Here’s something you can show your friends and neighbors, to help them tell a genuine “Global Warming Experts” list from a fraudulent one.
Go to Google Scholar Advanced Search, select “articles since 2003” (as a group, “top scientists” will be recently-publishing scientists), select just “Return only articles in Physics, Astronomy, and Planetary Science”, and, one at a time, enter, say, 20 consecutive names from the list in the “author” field, and search.
See how many articles they’ve written, which of them are actually about climate science, and how many times these articles have been cited by other scientists.
Then try the same thing, using the names of, say, the contributors to RealClimate.org – and note the difference.
This technique is “noisy”, it’s far from perfect on any single search (e.g. for someone whose expertise is biological, no articles will show up at all), but in the aggregate it’s revealing.
And you don’t even have to do the eyeballing by hand.
I wrote a Greasemonkey script (very crude, there must be better ones) to grab and condense a single Google Scholar search’s “#citations” statistics, and ran it on searches of RealClimate’s contributors, of Climate Central‘s Senior Research Scientists, and of names “A” through “F” of Heartland’s “Global Warming Experts“.

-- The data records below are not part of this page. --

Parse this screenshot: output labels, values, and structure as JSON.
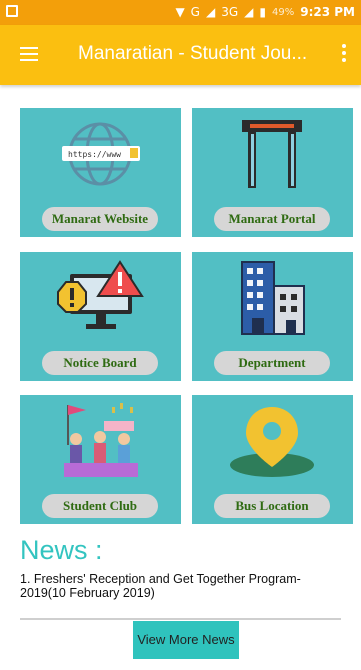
{
  "status_bar": {
    "network": "G",
    "network_2": "3G",
    "battery": "49%",
    "time": "9:23 PM"
  },
  "app_bar": {
    "title": "Manaratian - Student Jou..."
  },
  "tiles": [
    {
      "label": "Manarat Website",
      "icon": "globe-icon",
      "url_text": "https://www"
    },
    {
      "label": "Manarat Portal",
      "icon": "security-gate-icon"
    },
    {
      "label": "Notice Board",
      "icon": "alert-monitor-icon"
    },
    {
      "label": "Department",
      "icon": "building-icon"
    },
    {
      "label": "Student Club",
      "icon": "people-flag-icon"
    },
    {
      "label": "Bus Location",
      "icon": "map-pin-icon"
    }
  ],
  "news": {
    "heading": "News :",
    "items": [
      "1. Freshers' Reception and Get Together Program-2019(10 February 2019)"
    ],
    "more_label": "View More News"
  },
  "colors": {
    "status_bar": "#f39f0a",
    "app_bar": "#fbbf10",
    "tile": "#52bfc4",
    "label_pill": "#d6d6d6",
    "label_text": "#2f6b12",
    "news_heading": "#33c4c0",
    "button": "#2fc3bd"
  }
}
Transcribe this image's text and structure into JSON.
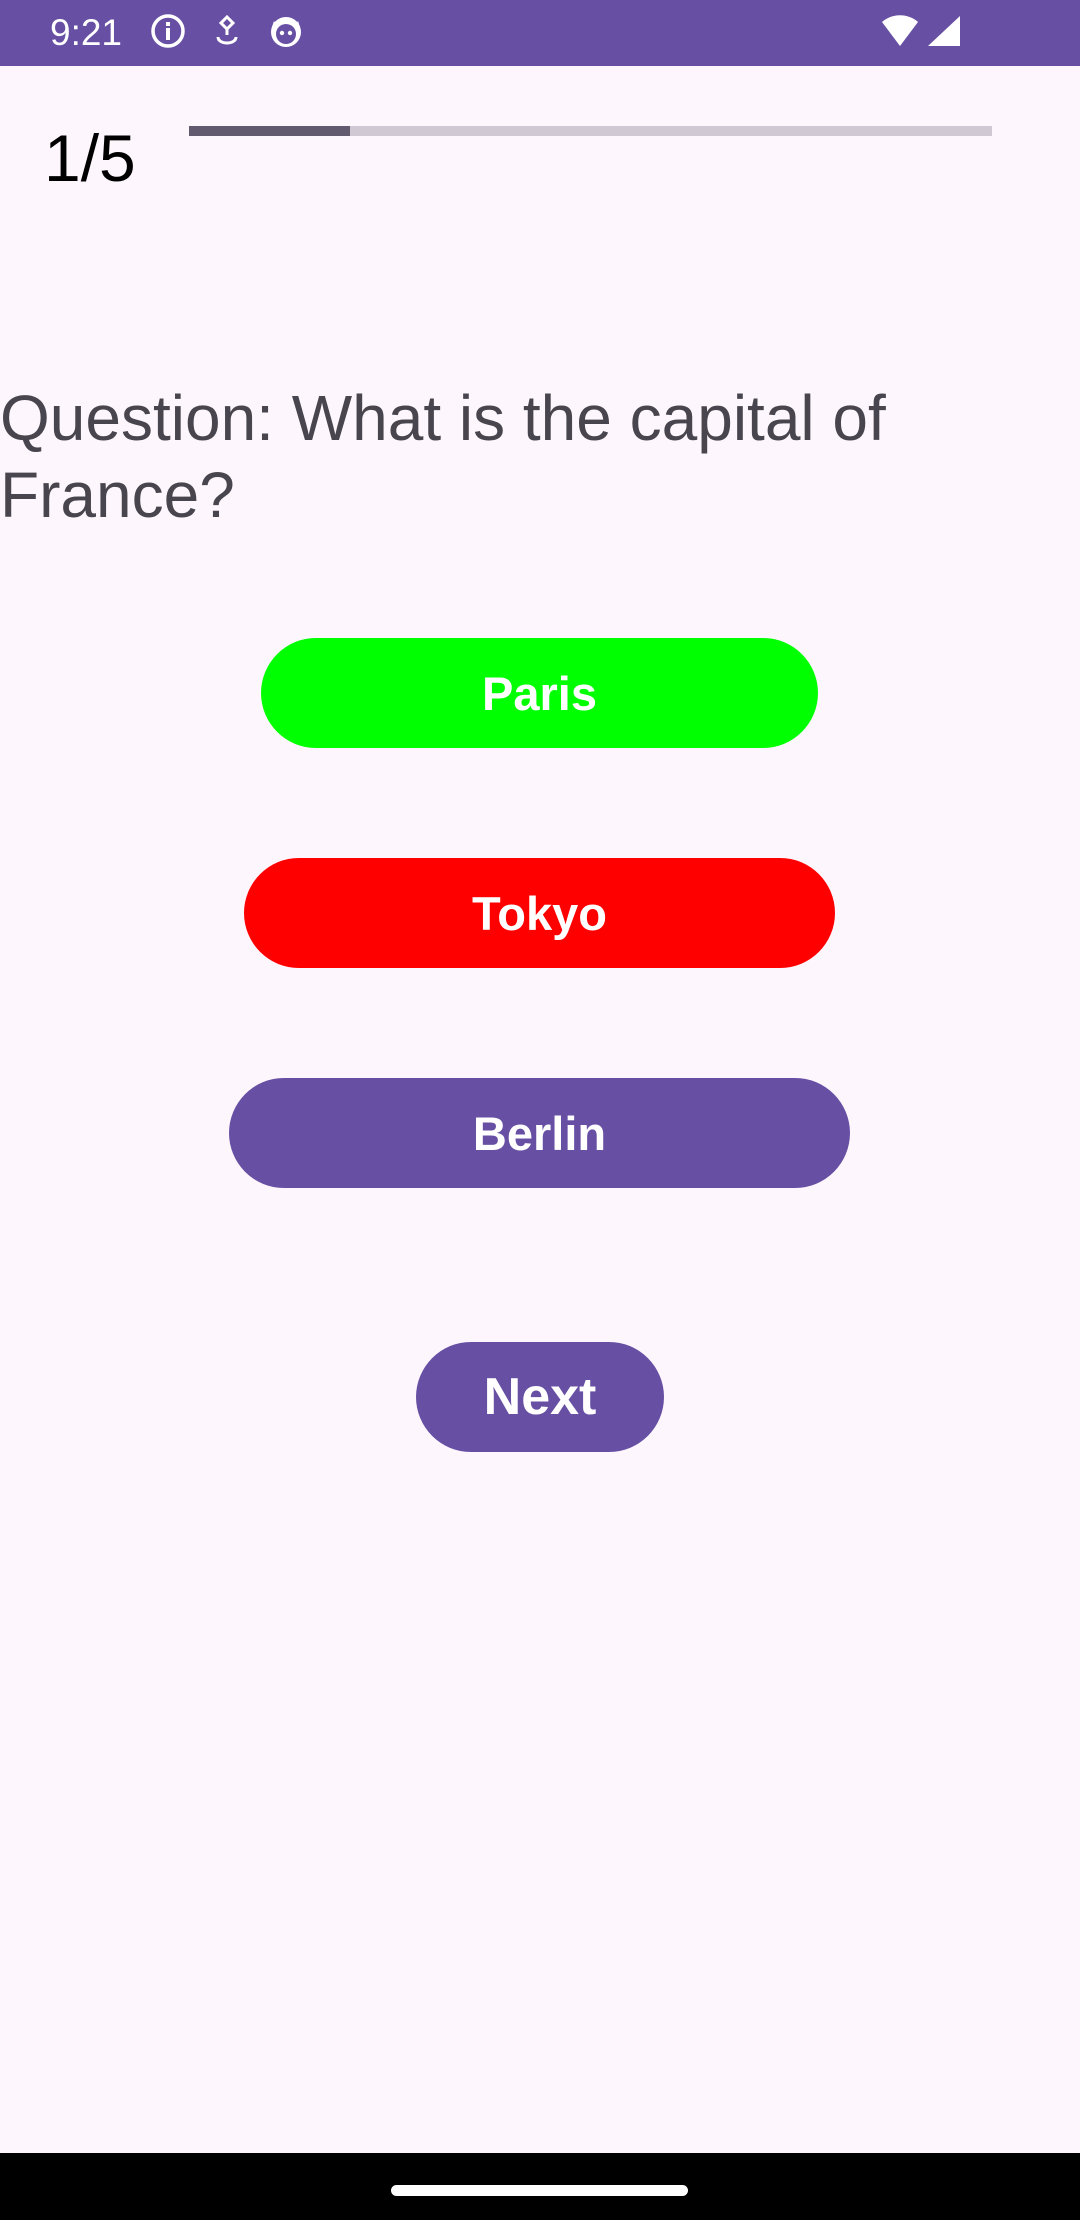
{
  "status_bar": {
    "time": "9:21",
    "left_icons": [
      "info-icon",
      "location-icon",
      "cat-face-icon"
    ],
    "right_icons": [
      "wifi-icon",
      "cell-signal-icon"
    ],
    "background": "#6750a4"
  },
  "quiz": {
    "counter": "1/5",
    "progress_fraction": 0.2,
    "question": "Question: What is the capital of France?",
    "answers": [
      {
        "label": "Paris",
        "color": "#00ff00"
      },
      {
        "label": "Tokyo",
        "color": "#ff0000"
      },
      {
        "label": "Berlin",
        "color": "#6750a4"
      }
    ],
    "next_label": "Next",
    "next_color": "#6750a4"
  }
}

I specified articles from 2003 on, and searched only for “Physics, Astronomy, and Planetary Science”.
Here are the results, with a few comments. I’m just using initials, since the goal is to distinguish between the groups, not the individuals.
TG: 8 totalcites / 2 papers cited = 4 cites/paper
RB: 22 totalcites / 3 papers cited = 7.3 cites/paper
WC: 54 totalcites / 6 papers cited = 9 cites/paper
DA: 233 totalcites / 17 papers cited = 13.7 cites/paper
ES: 140 totalcites / 10 papers cited = 14 cites/paper
RP: 129 totalcites / 8 papers cited = 16.1 cites/paper
GS: 558 totalcites / 26 papers cited = 21.5 cites/paper
SR: 258 totalcites / 11 papers cited = 23.5 cites/paper
MM: 773 totalcites / 26 papers cited = 29.7 cites/paper
RB: 54 totalcites / 1 papers cited = 54 cites/paper
Climate Central’s Senior Research Scientists:
HC: 6 totalcites / 1 papers cited = 6 cites/paper
EL: 13 totalcites / 2 papers cited = 6.5 cites/paper
PD: 35 totalcites / 3 papers cited = 11.7 cites/paper
BM: 152 totalcites / 6 papers cited = 25.3 cites/paper
1 (TK) had 0 papers in Physics, Astronomy, and Planetary Science
(but in chemistry, had 98 totalcites / 4 papers cited = 24.5 cites/paper)
Then there are Heartland’s Global Warming Experts:
IC: 1 totalcites / 1 papers cited = 1 cites/paper
DA: 2 totalcites / 1 papers cited = 2 cites/paper
WB: 4 totalcites / 2 papers cited = 2 cites/paper
RC: 8 totalcites / 4 papers cited = 2 cites/paper
CE: 5 totalcites / 2 papers cited = 2.5 cites/paper
RB: 21 totalcites / 7 papers cited = 3 cites/paper
DA: 4 totalcites / 1 papers cited = 4 cites/paper
SB: 52 totalcites / 8 papers cited = 6.5 cites/paper
DD: 53 totalcites / 6 papers cited = 8.8 cites/paper
JC: 82 totalcites / 9 papers cited = 9.1 cites/paper
MF: 51 totalcites / 5 papers cited = 10.2 cites/paper
SIA: 26 totalcites / 2 papers cited = 13 cites/paper (not a climatologist, by his own admission)…and *25* “Global Warming Experts” with either *no* papers in Physics, Astronomy, and Planetary Science, or none that were ever cited: BA, JSA, TB, JB, ECB, DB, SBC, DB, ASB, RB, HSB, RC, JC, PC, KC, JC, IC, RC, RC, RC, CF, PD, FD, ME, ME, RE.
Moral of the story: anti-regulation “think tanks” might not be the best place to go for accurate information about scientists, and by extension, about science.
Caveats: this was sloppily done, by a tired person, and may have flaws beyond the methodological – e.g. I had somehow left Heartland “Global Warming Expert”/U.C. Berkeley biochemist Bruce Ames (Update: who agrees he is not a Global Warming Expert and has asked Heartland’s Joseph Bast to remove his name) off the list; so don’t take each data point as gospel, and please feel free to replicate this experiment and waste as much time as I did.